In addition to his work on cointegration, Granger is famous for his earlier development of the concept of Granger causality, an idea with roots in the work of the mathematician Norbert Wiener. The current value of a time series is often predictable from its own past values. For example, GDP this quarter is imperfectly predicted from information about GDP over the past few years. A second time series is said to “Granger-cause” another if its past values improve the prediction one would get just from the past values of the first time series. Granger causality is related to cointegration. Granger and Engle demonstrated that when two variables are cointegrated, then at least one of them must Granger-cause the other. The first important application of Granger-causality to economics appears in a 1972 article by Christopher Sims in which he showed that money Granger-causes nominal GNP, apparently bolstering the monetarist idea that fluctuations in money are the major cause of business cycles (see monetarism and milton friedman). In the debate that followed, the limits of Granger-causality were clarified: the concept concerns predictability and not control, so that a finding that money Granger-causes GNP does not imply that the Federal Reserve has an effective instrument to steer the economy. While Granger himself had referred simply to “causality,” the adjective “Granger” is now always attached to his idea to distinguish it from causality based on control.
Granger was born in Wales. He attended the University of Nottingham, where he earned a B.A. in mathematics and economics in 1955 and a Ph.D. in statistics in 1959. He was on the faculty of the University of Nottingham until 1973, with occasional visiting positions at other universities. In 1973, he became a professor at the University of California at San Diego. He retired in 2003, just two months before winning the Nobel Prize. He was knighted in 2005. In reminiscing about his childhood, Sir Clive wrote, “A teacher told my mother that ‘I would never become successful,’ which illustrates the difficulty of long-run forecasting on inadequate data.”
About the Author
Kevin D. Hoover is professor in the departments of economics and philosophy at Duke University. He is past president of the History of Economics Society, past chairman of the International Network for Economic Method, and editor of the Journal of Economic Methodology.
1969. “Investigating Causal Relations by Econometric Models and Cross-Spectral Methods.” Econometrica 37: 424–438.
1974 (with Paul Newbold). “Spurious Regressions in Econometrics.” Journal of Econometrics 2: 111–120.

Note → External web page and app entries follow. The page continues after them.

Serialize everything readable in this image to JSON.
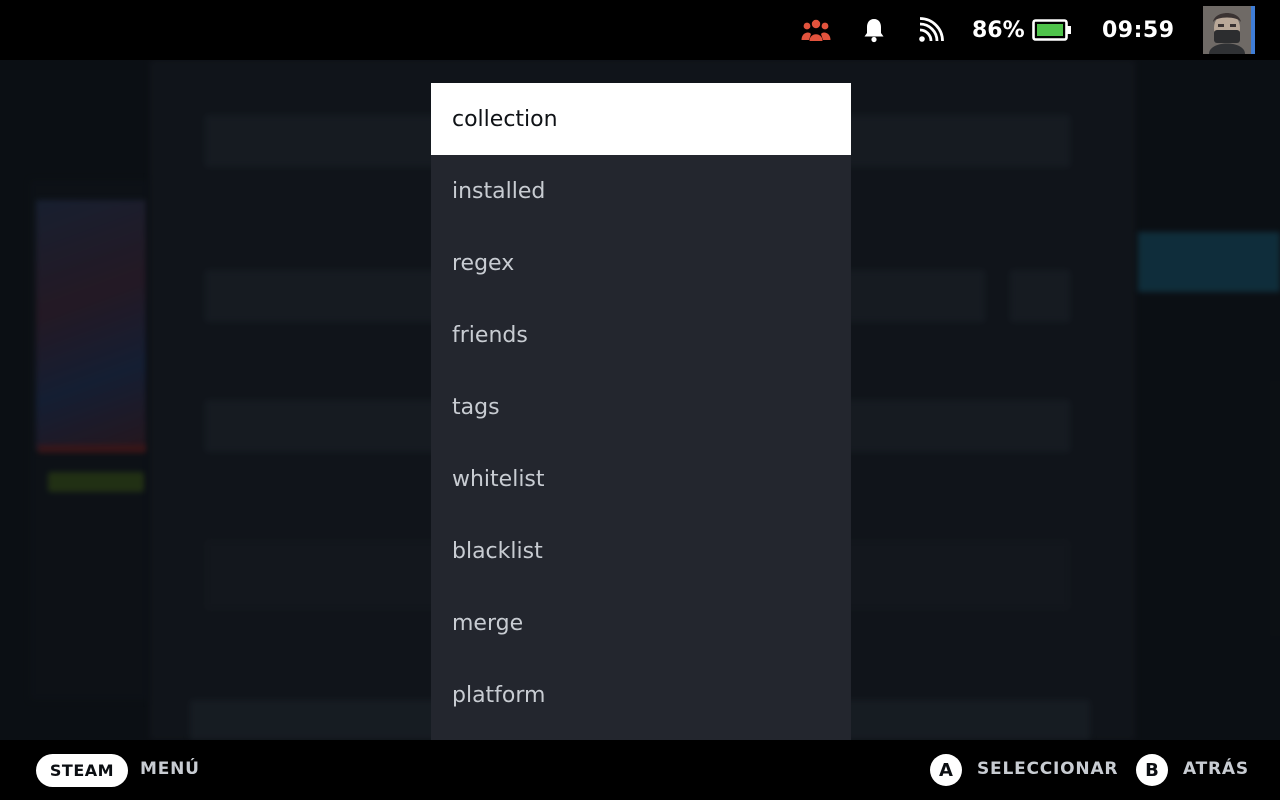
{
  "status_bar": {
    "battery_percent": "86%",
    "time": "09:59",
    "icons": [
      "friends-icon",
      "bell-icon",
      "wifi-icon",
      "battery-icon",
      "avatar"
    ],
    "friends_icon_color": "#e2533d",
    "battery_fill_color": "#4ec24a"
  },
  "dropdown": {
    "options": [
      {
        "label": "collection",
        "selected": true
      },
      {
        "label": "installed",
        "selected": false
      },
      {
        "label": "regex",
        "selected": false
      },
      {
        "label": "friends",
        "selected": false
      },
      {
        "label": "tags",
        "selected": false
      },
      {
        "label": "whitelist",
        "selected": false
      },
      {
        "label": "blacklist",
        "selected": false
      },
      {
        "label": "merge",
        "selected": false
      },
      {
        "label": "platform",
        "selected": false
      }
    ],
    "selected_bg": "#ffffff",
    "list_bg": "#23262e"
  },
  "footer": {
    "steam_label": "STEAM",
    "menu_label": "MENÚ",
    "a_button": "A",
    "select_label": "SELECCIONAR",
    "b_button": "B",
    "back_label": "ATRÁS"
  }
}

1981. “Some Properties of Time Series Data and Their Use in Econometric Model Specification.” Journal of Econometrics 16: 121–130.
1987 (with Robert Engle). “Co-integration and Error-Correction: Representation, Estimation and Testing.” Econometrica 55: 251–276.